WHAT YOU ARE ASKED TO DO - Check each line below for the word "JSON". How many have it? Answer with the number only.

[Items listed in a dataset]

§

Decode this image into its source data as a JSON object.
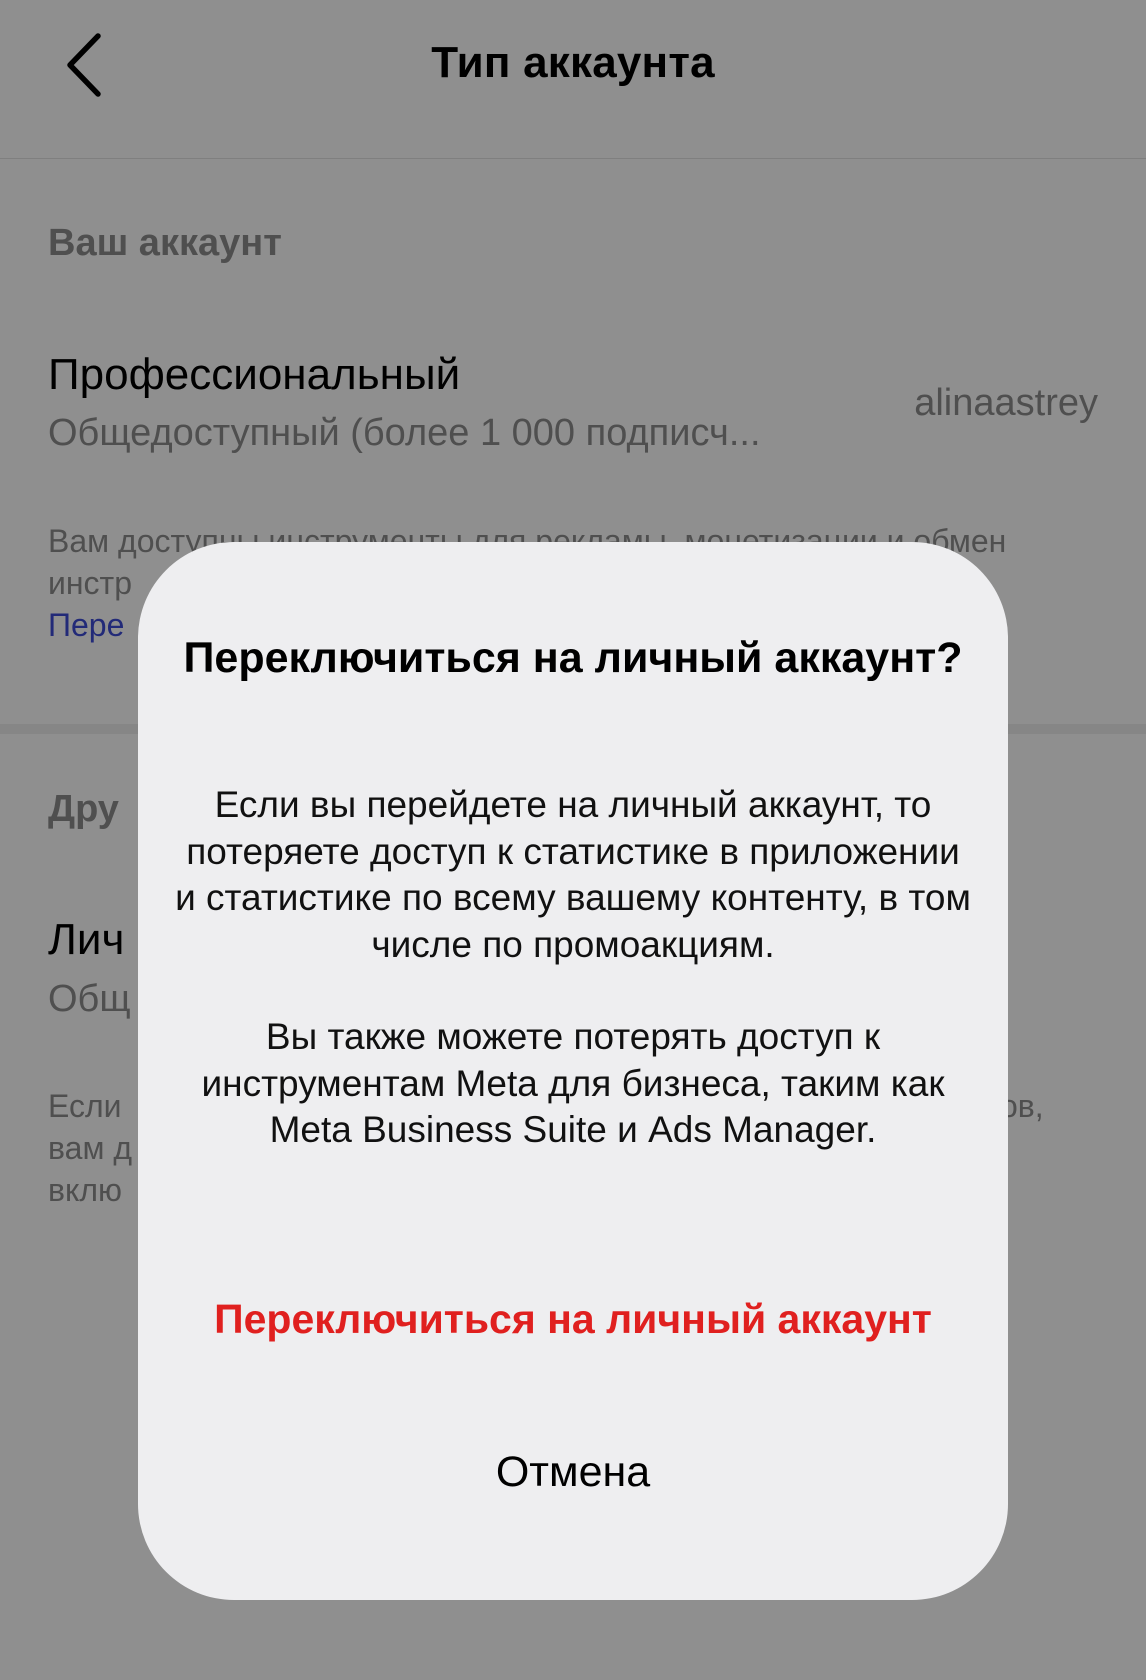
{
  "header": {
    "title": "Тип аккаунта"
  },
  "your_account": {
    "section_title": "Ваш аккаунт",
    "type_title": "Профессиональный",
    "type_subtitle": "Общедоступный (более 1 000 подписч...",
    "username": "alinaastrey",
    "description": "Вам доступны инструменты для рекламы, монетизации и обмен инстр",
    "link_text": "Пере"
  },
  "other_accounts": {
    "section_title": "Дру",
    "type_title": "Лич",
    "type_subtitle": "Общ",
    "description_start": "Если",
    "description_end": "ов,",
    "description_line2": "вам д",
    "description_line3": "вклю"
  },
  "dialog": {
    "title": "Переключиться на личный аккаунт?",
    "body_paragraph_1": "Если вы перейдете на личный аккаунт, то потеряете доступ к статистике в приложении и статистике по всему вашему контенту, в том числе по промоакциям.",
    "body_paragraph_2": "Вы также можете потерять доступ к инструментам Meta для бизнеса, таким как Meta Business Suite и Ads Manager.",
    "confirm_label": "Переключиться на личный аккаунт",
    "cancel_label": "Отмена"
  },
  "colors": {
    "destructive": "#e0201f",
    "link": "#3d4bd6",
    "secondary_text": "#8e8e8e",
    "dialog_background": "#eeeef0"
  }
}
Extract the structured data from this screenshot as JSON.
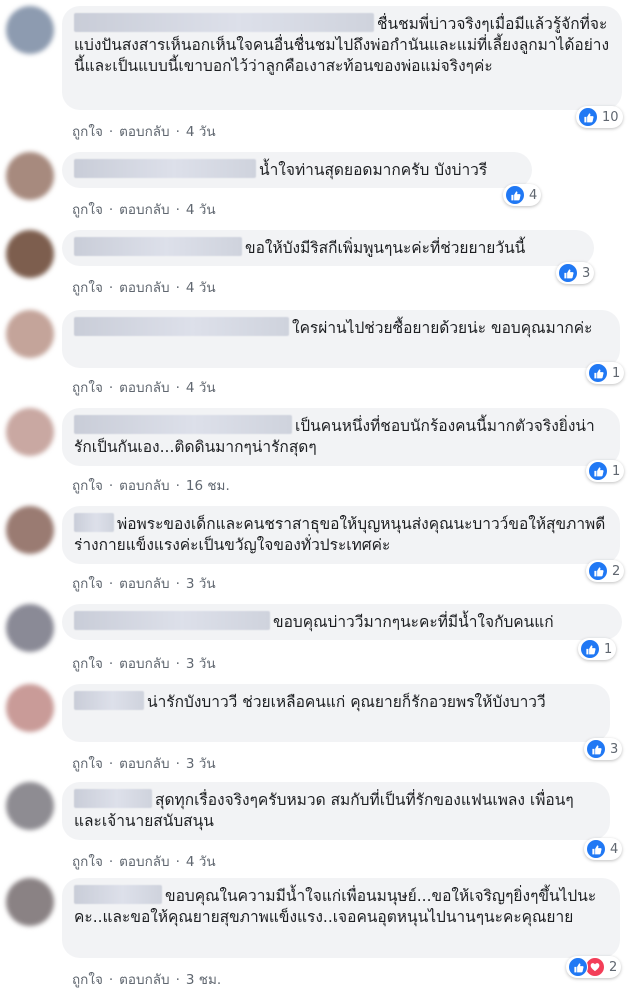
{
  "actions": {
    "like_label": "ถูกใจ",
    "reply_label": "ตอบกลับ",
    "separator": "·"
  },
  "comments": [
    {
      "text": "ชื่นชมพี่บ่าวจริงๆเมื่อมีแล้วรู้จักที่จะแบ่งปันสงสารเห็นอกเห็นใจคนอื่นชื่นชมไปถึงพ่อกำนันและแม่ที่เลี้ยงลูกมาได้อย่างนี้และเป็นแบบนี้เขาบอกไว้ว่าลูกคือเงาสะท้อนของพ่อแม่จริงๆค่ะ",
      "time": "4 วัน",
      "reactions": "10"
    },
    {
      "text": "น้ำใจท่านสุดยอดมากครับ บังบ่าวรี",
      "time": "4 วัน",
      "reactions": "4"
    },
    {
      "text": "ขอให้บังมีริสกีเพิ่มพูนๆนะค่ะที่ช่วยยายวันนี้",
      "time": "4 วัน",
      "reactions": "3"
    },
    {
      "text": "ใครผ่านไปช่วยซื้อยายด้วยน่ะ ขอบคุณมากค่ะ",
      "time": "4 วัน",
      "reactions": "1"
    },
    {
      "text": "เป็นคนหนึ่งที่ชอบนักร้องคนนี้มากตัวจริงยิ่งน่ารักเป็นกันเอง...ติดดินมากๆน่ารักสุดๆ",
      "time": "16 ชม.",
      "reactions": "1"
    },
    {
      "text": "พ่อพระของเด็กและคนชราสาธุขอให้บุญหนุนส่งคุณนะบาวว์ขอให้สุขภาพดีร่างกายแข็งแรงค่ะเป็นขวัญใจของทั่วประเทศค่ะ",
      "time": "3 วัน",
      "reactions": "2"
    },
    {
      "text": "ขอบคุณบ่าววีมากๆนะคะที่มีน้ำใจกับคนแก่",
      "time": "3 วัน",
      "reactions": "1"
    },
    {
      "text": "น่ารักบังบาววี ช่วยเหลือคนแก่ คุณยายก็รักอวยพรให้บังบาววี",
      "time": "3 วัน",
      "reactions": "3"
    },
    {
      "text": "สุดทุกเรื่องจริงๆครับหมวด สมกับที่เป็นที่รักของแฟนเพลง เพื่อนๆ และเจ้านายสนับสนุน",
      "time": "4 วัน",
      "reactions": "4"
    },
    {
      "text": "ขอบคุณในความมีน้ำใจแก่เพื่อนมนุษย์...ขอให้เจริญๆยิ่งๆขึ้นไปนะคะ..และขอให้คุณยายสุขภาพแข็งแรง..เจอคนอุตหนุนไปนานๆนะคะคุณยาย",
      "time": "3 ชม.",
      "reactions": "2"
    }
  ],
  "colors": {
    "bubble": "#f2f3f5",
    "like": "#2078f4",
    "love": "#f33e58",
    "meta": "#606770"
  }
}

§

WRITTEN SOLUTION - 2